Items from an interface collection:

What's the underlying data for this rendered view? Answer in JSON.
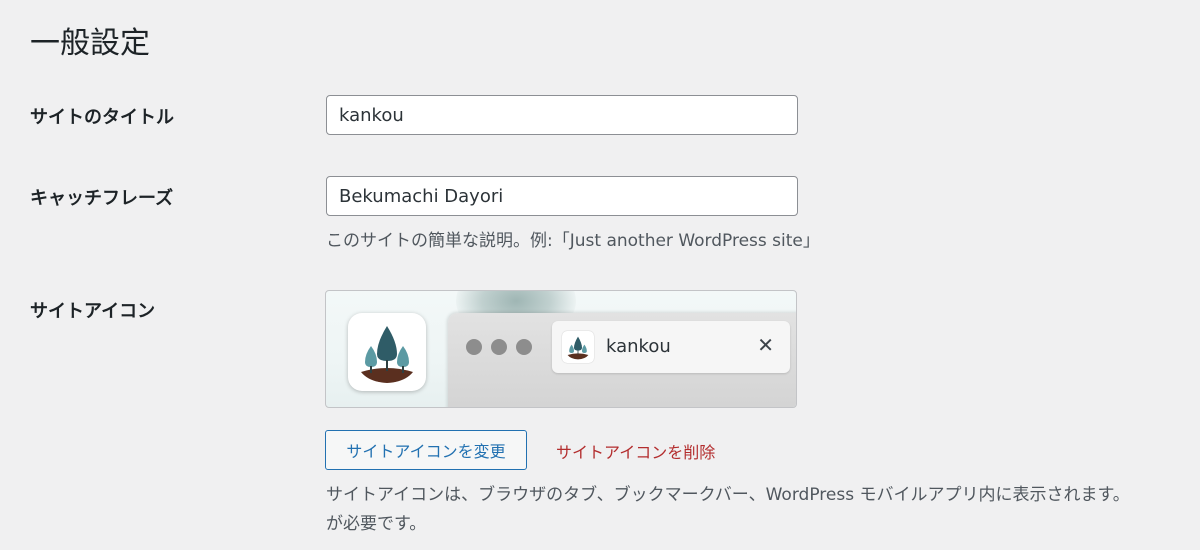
{
  "page": {
    "title": "一般設定"
  },
  "fields": {
    "site_title": {
      "label": "サイトのタイトル",
      "value": "kankou"
    },
    "tagline": {
      "label": "キャッチフレーズ",
      "value": "Bekumachi Dayori",
      "description": "このサイトの簡単な説明。例:「Just another WordPress site」"
    },
    "site_icon": {
      "label": "サイトアイコン",
      "preview_tab_title": "kankou",
      "close_glyph": "✕",
      "change_button": "サイトアイコンを変更",
      "remove_link": "サイトアイコンを削除",
      "description_line1": "サイトアイコンは、ブラウザのタブ、ブックマークバー、WordPress モバイルアプリ内に表示されます。",
      "description_line2": "が必要です。"
    }
  },
  "colors": {
    "background": "#f0f0f1",
    "primary_blue": "#2271b1",
    "danger_red": "#b32d2e",
    "text": "#1d2327",
    "muted_text": "#50575e",
    "tree_teal_dark": "#2f5c67",
    "tree_teal_light": "#5b9aa3",
    "soil_brown": "#5a2f1f"
  },
  "icons": {
    "site_logo": "tree-island-icon",
    "tab_close": "close-icon"
  }
}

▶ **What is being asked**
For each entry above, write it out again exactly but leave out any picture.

▶ **Output of the exercise**
What's the underlying data for this rendered view? Answer in JSON.
{
  "page": {
    "title": "一般設定"
  },
  "fields": {
    "site_title": {
      "label": "サイトのタイトル",
      "value": "kankou"
    },
    "tagline": {
      "label": "キャッチフレーズ",
      "value": "Bekumachi Dayori",
      "description": "このサイトの簡単な説明。例:「Just another WordPress site」"
    },
    "site_icon": {
      "label": "サイトアイコン",
      "preview_tab_title": "kankou",
      "close_glyph": "✕",
      "change_button": "サイトアイコンを変更",
      "remove_link": "サイトアイコンを削除",
      "description_line1": "サイトアイコンは、ブラウザのタブ、ブックマークバー、WordPress モバイルアプリ内に表示されます。",
      "description_line2": "が必要です。"
    }
  },
  "colors": {
    "background": "#f0f0f1",
    "primary_blue": "#2271b1",
    "danger_red": "#b32d2e",
    "text": "#1d2327",
    "muted_text": "#50575e",
    "tree_teal_dark": "#2f5c67",
    "tree_teal_light": "#5b9aa3",
    "soil_brown": "#5a2f1f"
  },
  "icons": {
    "site_logo": "tree-island-icon",
    "tab_close": "close-icon"
  }
}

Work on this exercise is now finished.